Take a moment to reread that and let its absurdity set in. Personally, I cannot see how extending marriage equality to more citizens in the United States undermines the best interest of the country, a country founded on the principles of equality and right to the pursuit of happiness. If anything, it helps to United States strive to be the country it promises to be: free and equal for all. Eventually Democratic Minority Leader Nancy Pelosi had the last laugh when a reporter asked for her thoughts on Bachmann’s message to which she responded with an eye roll and a frank, “Who cares?” Because, really, on a day when history is made, who does?
Other Republican leaders have taken a far more liberal approach—no pun intended—to addressing their disappointment. John Boehner, the Republican Speaker of the House who spent millions advocating against same-sex marriage, expressed disappointment, but recognized the system of checks and balances that gives the Supreme Court the final say in such decisions.
Similarly, Republican Senator John Cornyn from Texas and House Majority Leader Eric Cantor, of Virginia, expressed hope that the states will define marriage in the most conservative fashion, but also acknowledged the Supreme Court’s power.
“Like it or not, the Supreme Court is the final word on constitutional matters,” Cornyn said in an interview with CNN.
For the most part, Republican leaders have kept quiet about the recent developments in same-sex equality, and I can’t help but wonder if their silence speaks louder than words.
Organizations such as the American Family Association have also issued remarks deriding the Supreme Court’s decision: “Now, we must warn against … and change the thoughts and convictions of Americans to accept this lifestyle as the new normal,” Tim Wildmon, the organization’s president, said.
Interestingly, NBC aired a new family comedy sitcom called “The New Normal” in 2012 which featured a family supported by two gay fathers. Other popular series such as “Modern Family,” “Glee,” “30 Rock,” and “House of Lies” all feature LGBT characters and rank among the most well-loved and critically acclaimed shows in television history.
Infamous for racial and homophobic slurs among other appalling activity, the Westboro Baptist Church of Topeka, Kansas has posted several tweets using hashtags such as #FagsRuleAmerica, #AmericaIsDoomed and #FoolishMortals as well as posts referring to the Supreme Court Justices as “black-robed and black-hearted”—yet another inappropriate and offensive reaction to the ruling.
On the road to full marriage equality, I recognize that not everyone will agree on same-sex marriage. I have family members who have a very traditional and conservative view on marriage, and as a journalist and human being I have to respect that. While I do not agree with their opinions, I understand that they, too, do not agree with my beliefs and we handle our disagreements politely and respectfully, with only the occasional heated debate.
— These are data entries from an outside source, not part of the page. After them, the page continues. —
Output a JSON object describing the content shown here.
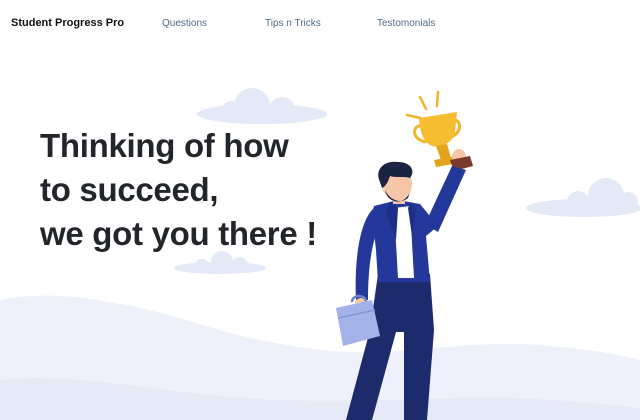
{
  "nav": {
    "brand": "Student Progress Pro",
    "links": [
      {
        "label": "Questions"
      },
      {
        "label": "Tips n Tricks"
      },
      {
        "label": "Testomonials"
      }
    ]
  },
  "hero": {
    "lines": [
      "Thinking of how",
      "to succeed,",
      "we got you there !"
    ]
  },
  "illustration": {
    "icons": [
      "cloud",
      "trophy",
      "briefcase",
      "person"
    ],
    "colors": {
      "cloud": "#e4e9f7",
      "jacket": "#23389a",
      "trousers": "#1d2a6b",
      "trophy": "#f0b429",
      "briefcase": "#9fb0e8",
      "hair": "#1b2440",
      "skin": "#f6c6a8"
    }
  }
}
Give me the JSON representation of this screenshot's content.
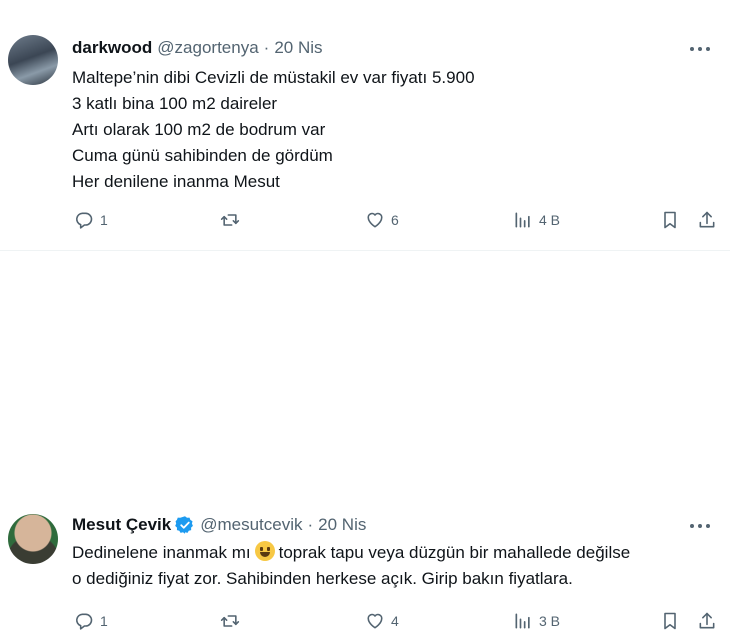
{
  "tweets": [
    {
      "name": "darkwood",
      "handle": "@zagortenya",
      "separator": "·",
      "date": "20 Nis",
      "verified": false,
      "lines": [
        "Maltepe’nin dibi Cevizli de müstakil ev var fiyatı 5.900",
        "3 katlı bina 100 m2 daireler",
        "Artı olarak 100 m2 de bodrum var",
        "Cuma günü sahibinden de gördüm",
        "Her denilene inanma Mesut"
      ],
      "stats": {
        "replies": "1",
        "retweets": "",
        "likes": "6",
        "views": "4 B"
      }
    },
    {
      "name": "Mesut Çevik",
      "handle": "@mesutcevik",
      "separator": "·",
      "date": "20 Nis",
      "verified": true,
      "line1_before_emoji": "Dedinelene inanmak mı",
      "line1_after_emoji": "toprak tapu veya düzgün bir mahallede değilse",
      "line2": "o dediğiniz fiyat zor. Sahibinden herkese açık. Girip bakın fiyatlara.",
      "stats": {
        "replies": "1",
        "retweets": "",
        "likes": "4",
        "views": "3 B"
      }
    }
  ],
  "icons": {
    "reply": "reply-icon",
    "retweet": "retweet-icon",
    "like": "heart-icon",
    "views": "views-icon",
    "bookmark": "bookmark-icon",
    "share": "share-icon",
    "more": "more-icon",
    "verified": "verified-badge-icon",
    "emoji": "grinning-emoji-icon"
  },
  "colors": {
    "text": "#0f1419",
    "secondary": "#536471",
    "verified": "#1d9bf0",
    "divider": "#eff3f4"
  }
}
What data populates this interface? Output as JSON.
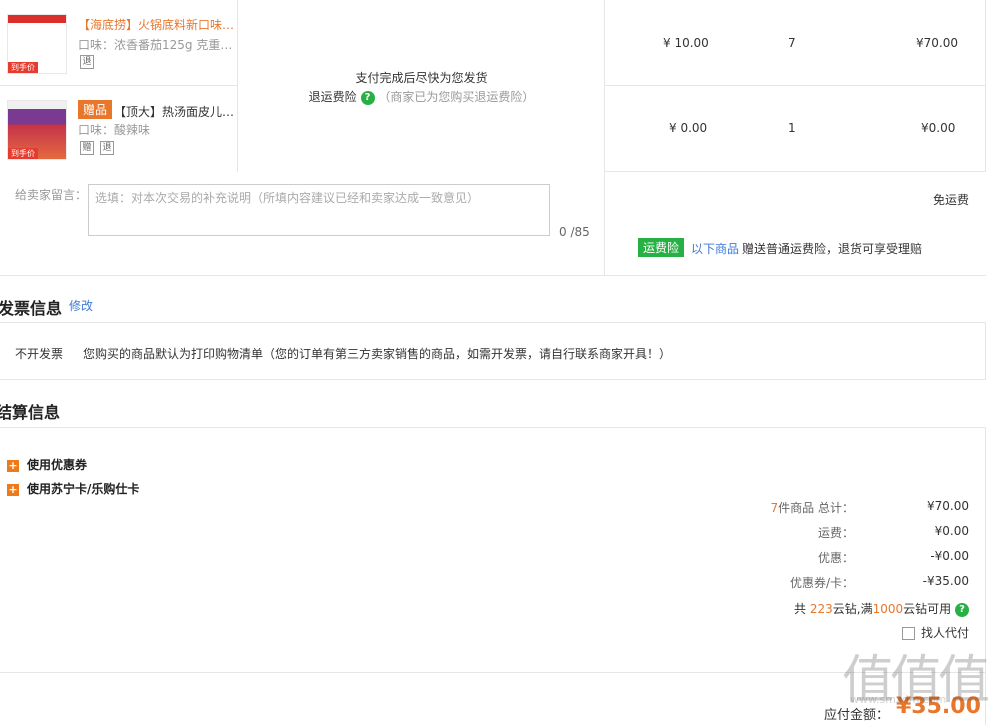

However, groups like the Westboro Baptist Church seem to blaze their trails without any consideration for who might be maimed by their unnecessarily crude language and crass protesting methods. Even in disagreement, there is a line of respect that should not be crossed, yet groups like the Westboro Baptist Church have already run a marathon past that point.
All said and done, this was expected. With every decision comes its supporters but also those who wish that any one justice had voted the other way to sway the tight 5-4 decision. However close, the victory is a victory none the less for the entire LGBT community and is a monumental step in the fight for equality.